Victim Location 21236
Type of a scam Online Purchase
My daughter and I were searching the Internet for female Siamese kittens that are not yet spayed. We found this website that had adorable, fluffy kittens, so we decided to inquire through their contact feature at their Web site. We completed the contact form and that is how they were able to respond to my daughter’s email address.
The Web site had some professional features but I noticed the look of the text fields seemed cheap. The first red flag was that the language used in the response sounded stilted, just like scam emails sound. The second flag was that they claimed the animal had been trained for obedience and behavior. That sounded very strange for a kitten. Third, they mentioned travel coupons. Most Americans have never heard of such things, which threw up a flag for me but may be overlooked by most. Fourth, they didn’t have an address on their Web site and seemed set on shipping. I found that to be suspicious. Fifth, their email stated all of the kittens were supposedly still available at 10 weeks and 5 days old. If the very exceptional looking kitten photographed came from a litter of equally exceptional-looking kittens and and none had deposits on them by that age, something must be wrong. Sixth, the kitten I was looking for: a female that’s not spayed, just happened to be available. The odds for all of this we’re getting smaller and smaller. I wondered, if it wasn’t legitimate, why a scammer would say the cat is not spayed since I would think most people would prefer it to already be spayed. Then I realized that many illegitimate breeders would like to get such a perfect looking kitten that’s not spayed so they could breed it and this criminal would be wise to that and would be targeting them. This is when I started asking questions.
They were charging $750 including shipping. Although this was our first time looking for purebred cats, we gained enough experience over the previous 24 hours searching for other breeds to know that a cat like that, being available and including shipping for that amount — along with the other flags — was suspicious but not enough to be sure. The Web site claimed that, for this week only, all kittens were selling with a 20% discount. I had not seen that anywhere else. I assumed, if it was legitimate, the discount was already factored into the price. I asked about it anyway and was then told the price with shipping would be $550. This started sounding too good to be true. He mentioned he was grateful that the kitten would be going to a good home, without ever having asked a single question about us or our experience with pets.
He asked me to send my shipping info by text, I don’t know why. By this point, I was pretty sure it was a scam but played along until I had more proof. I said, "Sure, what is your name? Who will I be texting with?" He never gave his name, only his phone number. He started texting to my daughter’s phone. I told her not to respond and I emailed him my cell number and explained that the number entered in the system is not my private number but this one is. He never texted to my number.

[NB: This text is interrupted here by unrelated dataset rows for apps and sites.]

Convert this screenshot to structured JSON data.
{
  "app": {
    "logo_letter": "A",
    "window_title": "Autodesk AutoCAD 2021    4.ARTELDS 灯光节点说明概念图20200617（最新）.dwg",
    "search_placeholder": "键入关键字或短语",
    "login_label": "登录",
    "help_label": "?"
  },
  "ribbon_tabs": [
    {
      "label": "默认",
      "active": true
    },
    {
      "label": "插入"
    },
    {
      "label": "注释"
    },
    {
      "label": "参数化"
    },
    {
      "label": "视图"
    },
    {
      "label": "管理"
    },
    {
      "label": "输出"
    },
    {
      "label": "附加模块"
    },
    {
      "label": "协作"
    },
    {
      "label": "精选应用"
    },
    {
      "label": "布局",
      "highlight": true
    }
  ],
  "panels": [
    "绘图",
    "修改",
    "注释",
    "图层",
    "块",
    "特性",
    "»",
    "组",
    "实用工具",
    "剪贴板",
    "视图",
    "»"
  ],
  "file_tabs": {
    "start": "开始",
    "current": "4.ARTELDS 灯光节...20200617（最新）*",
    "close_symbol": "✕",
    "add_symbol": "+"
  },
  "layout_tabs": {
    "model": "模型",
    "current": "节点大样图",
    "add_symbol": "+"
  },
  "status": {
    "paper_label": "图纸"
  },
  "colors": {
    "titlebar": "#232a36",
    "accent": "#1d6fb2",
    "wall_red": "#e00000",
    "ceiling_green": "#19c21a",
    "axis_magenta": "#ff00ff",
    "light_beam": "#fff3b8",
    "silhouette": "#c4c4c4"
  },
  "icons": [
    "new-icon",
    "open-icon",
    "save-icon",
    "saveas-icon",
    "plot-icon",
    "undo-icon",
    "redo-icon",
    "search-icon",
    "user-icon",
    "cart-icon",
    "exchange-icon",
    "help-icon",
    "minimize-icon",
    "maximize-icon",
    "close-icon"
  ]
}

By email, I asked where he’s located and he claimed Mobile, Alabama. I told him that I have family in Mobile, Alabama, who may be coming up in a couple of weeks for a bridal shower and that it may be possible that they can pay him in person and bring the kitten with them. I thought that would have stopped him right there but he sent me a fictitious address. He used 3 Notch Rd. I did a Google search for that address and what came up was in a different ZIP code but was still in Alabama and the name of the road is Three Notch Road. So I decided to scam the scammer and told him that I am familiar with that road and I asked him "what is the house number on that road." He never said.
I then asked where he was from, saying that I detected English wasn’t his first language, and he claimed Cyprus. That’s when I realized the reason he didn’t respond to my daughter’s inquiry the entire day wasn’t because he was working or otherwise busy, it was because he was in a country where it was night time. I said, "It must be morning there" and he didn’t respond. This was close to 1:00 a.m. Eastern.
I went online and paid a dollar for a trial phone and email lookup service. No information on the phone or email could be found. (I typed in my own information to see if it worked and it found everything about me.) I then called the phone number and after ringing several times and automated message said the TextNow subscriber you are calling is not available. I searched what TextNow is and found out that it’s a service for getting random telephone numbers. Clearly, this was a scam so I decided to test him this morning, after he had wasted so much of my time and was trying to steal from me and others, and asked him to send me more photos of the kitten. I sent this from my cell phone as a text that he had never texted to. He sent two pictures, one of them included a man in the photo but neither of those kittens (they weren’t even two of the same kitten) were the one we asked about from the advertisement. (I also questioned what behavioral training meant.) I told him the cats in the pictures were not the one in the ad. He insisted they were and finally ended with, "Sorry, not for you." I told him he is a scam artist and that Americans aren’t as stupid as he thinks he texted back that he is not such a man and to stop saying what I don’t know.